Two Reasons Rent Should Be Paid on Time

  • Landlord's Bills Are Due- It is important that you receive your tenants rent on time because you have bills to pay as well. If a tenant is not paying their rent until the tenth of the month and you have bills dues on the fifth, you may have difficulty making your own payments​.​


    • If Tenant Falls Behind on Rent, Hard to Catch Up- Once a tenant falls behind on their rent payment, it becomes that much more difficult to pay rent on time the next month. 

    When Is Rent Considered Late?

    You must decide when a rent payment is considered late. You must make it clear in your lease agreement that any rent that is not received by “X” date will be considered late. You must check your state's landlord tenant laws, because some states will require you to give tenants a grace period, while others do not.

    • No Grace Period

    As long as your state allows it, you may decide that rent is due on a specific date with no exceptions or extensions. If the rent is due on the first of the month, then any rent received after the first of the month is considered late.

    • Grace Period

    You may decide that you will give tenants a window of time where they can pay rent without penalty. If the rent is due on the first of the month, but you offer tenants a five day grace period, then any rent that is not received by the fifth of the month will be considered late.


    Will You Charge a Late Fee?

    If a tenant pays rent late, you should charge a late fee. Otherwise, there is no real penalty for not paying the rent on time and the tenant could make a habit of it. Check your local landlord tenant laws. A few states do not allow you to charge a late fee and some will set a limit on the maximum amount you can charge as a late fee.

    How Much Will You Charge?

    The amount of the late fee should vary based on the price of the rental. A $50 charge for a late rental payment is sufficient for a $1000 a month rental. For someone paying $5,000 a month to rent an apartment, a $50 late charge will not seem like much. In this case, something more in the $250 range would be sufficient. 

    Certain states will require you to charge no more than a certain percentage of the monthly rent as a late fee. For example, in Maine, you can charge no more than four percent of the rent as a late fee.

    When Will You Collect the Late Fee?
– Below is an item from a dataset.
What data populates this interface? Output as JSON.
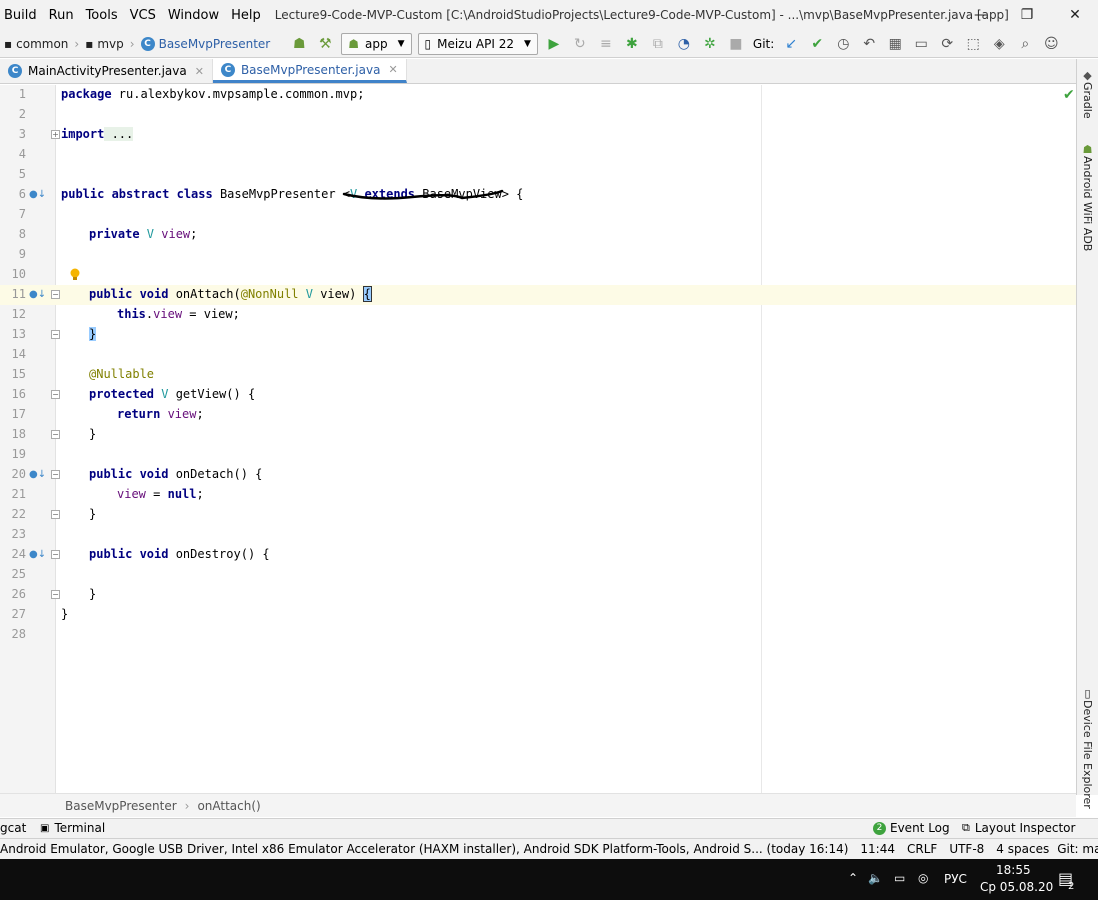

    The fact that you will charge a fee for late payment and the amount of the late fee should clearly be spelled out in the lease agreement. You must also state that the late fee will be collected at the same time the late rent is paid.

    Will You Accept Partial Payments?

    You must decide if you will accept partial payments. A partial payment means the tenant pays their rent in installments, such as half on the first of the month, a quarter on the fifteenth and a quarter on the twentieth.

    You must check your local landlord tenant laws. In some states, accepting a partial rent payment alters the terms of the lease agreement.

    Whatever amount you accepted could be considered the new monthly rent for that unit. In addition, in some states, once you accept a partial payment, you can no longer collect any additional money from that tenant for that month.

    There are good and bad aspects of accepting partial payment. The good part is that at least you are receiving some money. The bad is that once the tenant falls behind once, it will be that much more difficult for them to make their next rent payment on time. Accepting partial payments is also bad because, in some states, if you accept partial payment after you have filed to evict a tenant, you have to begin the eviction process all over again.

    Some landlords accept partial payment and some only accept the full amount at once. You must decide what will work for you and your state laws.

    What Happens If They Do Not Pay Rent at All?

    If a tenant does not pay their monthly rent, you must file to evict the tenant. State eviction laws will vary.

    In some states, you can file the eviction immediately after the missed payment. In other states, you must first send the tenant several notices, including a Notice to Pay Rent or Quit, before you can begin the eviction process. You should begin the eviction process as soon as your state laws allow for nonpayment because it often takes more than a month to actually evict a tenant.